A friend of mine recently asked me if it was normal to feel hungry a little while after eating a meal based mostly on vegetables. She made a vegetarian pizza at home to be exact. I always welcome questions like this because it gives me an opportunity to share what I have learned over the past few years about what it means to be healthy and so on.
Also, with veganism on the rise, you may be wondering, “How can anyone feel satisfied on a diet of plants?” I’d love to help you with this question!
Plants Are Satisfying!

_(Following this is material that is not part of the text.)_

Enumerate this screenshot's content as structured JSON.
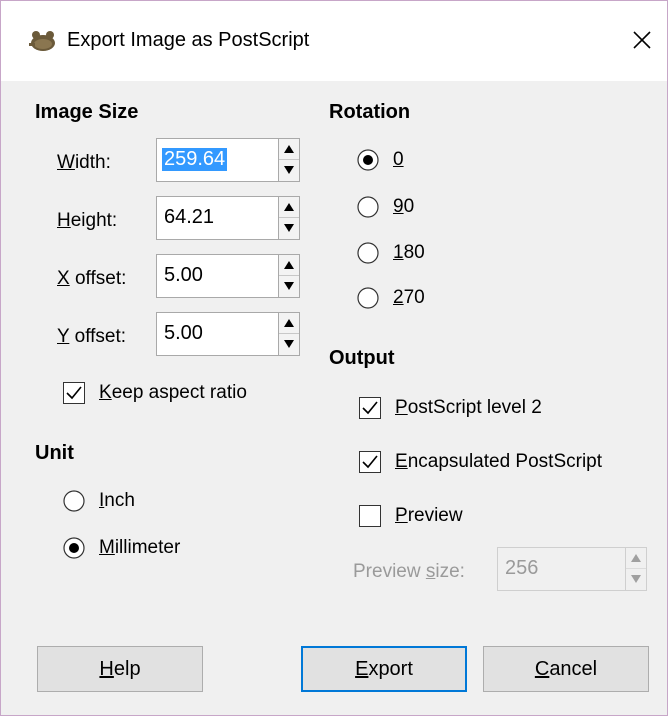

If you are starting out on a plant-based diet, or are just adding more vegetables while minimizing animal protein as my friend is trying to do, you may feel like you aren’t quite full after you eat, or even a little while later. I like to compare it to this. Remember a few years back when everyone drank whole milk? Then all of the sudden health headlines stated we should be drinking skim milk instead-so many people switched to that. When you first switched, the skim milk probably tasted very watery. But your taste buds adjusted and so did your body. Then, did you ever taste whole milk again after getting used to skim? If so, you probably thought it tasted too heavy-like cream, and couldn’t imagine how you ever drank it before. So that’s a good analogy for the change that you might feel.
More importantly, make sure you are eating enough. One of the most common things that people new to plant-based diets do is not eat enough. Don’t limit yourself. Eat until you are really satisfied. 400 calories of meat compared to 400 calories of vegetables adds up differently, as shown below. So eat up! That’s one of the beauties in this lifestyle; you don’t have to count calories if you are simply eating a diet based on beans, vegetables, fruit, grains, nuts, and seeds! Come on, did you really think you were destined to be counting calories your entire life? Nah, not necessary.

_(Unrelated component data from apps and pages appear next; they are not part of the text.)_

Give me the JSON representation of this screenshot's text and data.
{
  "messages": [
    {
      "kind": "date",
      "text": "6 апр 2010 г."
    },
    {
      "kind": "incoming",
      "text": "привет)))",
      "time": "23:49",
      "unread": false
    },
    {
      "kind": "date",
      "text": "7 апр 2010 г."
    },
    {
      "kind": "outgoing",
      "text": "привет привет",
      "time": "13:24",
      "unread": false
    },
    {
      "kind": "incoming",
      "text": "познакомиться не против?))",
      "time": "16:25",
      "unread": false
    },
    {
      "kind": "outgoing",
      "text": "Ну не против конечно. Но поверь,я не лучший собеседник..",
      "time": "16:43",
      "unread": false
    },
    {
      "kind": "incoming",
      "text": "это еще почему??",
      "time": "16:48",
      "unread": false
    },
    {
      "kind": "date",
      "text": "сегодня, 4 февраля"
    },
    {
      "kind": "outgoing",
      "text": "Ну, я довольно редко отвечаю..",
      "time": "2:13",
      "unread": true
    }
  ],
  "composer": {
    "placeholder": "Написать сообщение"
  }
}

Also, it is very much worth noting that feeling “full” on a plant-based diet is different than feeling full eating the standard American diet. Since moving to a plant-based vegan diet, I have noticed how much lighter I feel after meals versus when I was also eating dairy. So going from eating meat, dairy, and processed foods to eating whole food plant foods will feel very different for you. I used to not feel “full” until I was uncomfortable, stuffed, and tired, sitting on the couch-done for the night. Now when I eat, I feel satisfied and still have energy afterwards! There is a real reason for this. Your digestive system is built to break down starches, natural sugars and complex carbohydrates. It is not set up to digest animal protein. Therefore, when you eat animal protein, it takes a lot longer for your body to process it along with a lot more energy focused on it. Plants tend to make a quicker “exit”, as you will notice. This is a great thing that you will come to enjoy, as crazy as that may sound right now!
Hunger Can Be Mental – Pay Attention
The feeling of being hungry is not only physical for most people, but also mental and emotional. We want to eat when we are happy, when we are sad, when we are watching a movie, when people around us are eating, etc. Food is not just a need today, but a want-and we are used to indulging whenever we may feel the slightest “hunger” coming on. So, first and foremost, know that it takes a few weeks for your body to adjust to a diet change. Be aware that you’ll have cravings and may feel odd at times. A certain amount of detoxing occurs when you stop eating the bad stuff and start eating the good stuff. It is normal to experience headaches and cravings when transitioning. Don’t worry, you’ll feel better than ever after a few weeks. Some people experience no detoxing effects and just start to feel great immediately. Everyone is different. I suggest you get to know your body and pay attention to the signals it sends you. Typically, true hunger comes on quite quickly and feels more like a need. Try to learn to pay attention to yourself to figure out if your hunger is real or if it’s more emotionally-charged.
1. Along with fresh veggies, be sure to eat whole grains (brown rice, oats, barley, buckwheat, quinoa, etc), beans, potatoes and other starchy vegetables. Complex carbs are your friend!
2. Eat variety. Explore different fruits and vegetables. The more variety, the more you broaden your taste palette. You’ll eat more once you discover of all the wonderful flavors out there that you haven’t yet experienced. You’ll also develop a true appreciation for the real flavors of vegetables because they won’t be covered in butter or cheese. You’ll be shocked, I promise!
3. Drink plenty of water throughout the day. This goes without saying as an all-around health tip, but it is worth paying attention to. Here is a simple indicator for you-if your urine is clear, you are hydrated. If it is yellow, drink more water!
4. Eat enough! Don’t make yourself uncomfortable or anything-but don’t limit yourself the same way you may have in the past with food. This is a guilt-free zone from now on!
5. Buy a plant-based cookbook! There are TONS of great ones on the market today! Check out Happy Herbivore, Engine 2 Diet, Eat Vegan on $4 A Day, Forks Over Knives Cookbook, The Vegan Table, Dr. McDougall, Veganomicon, the list goes on!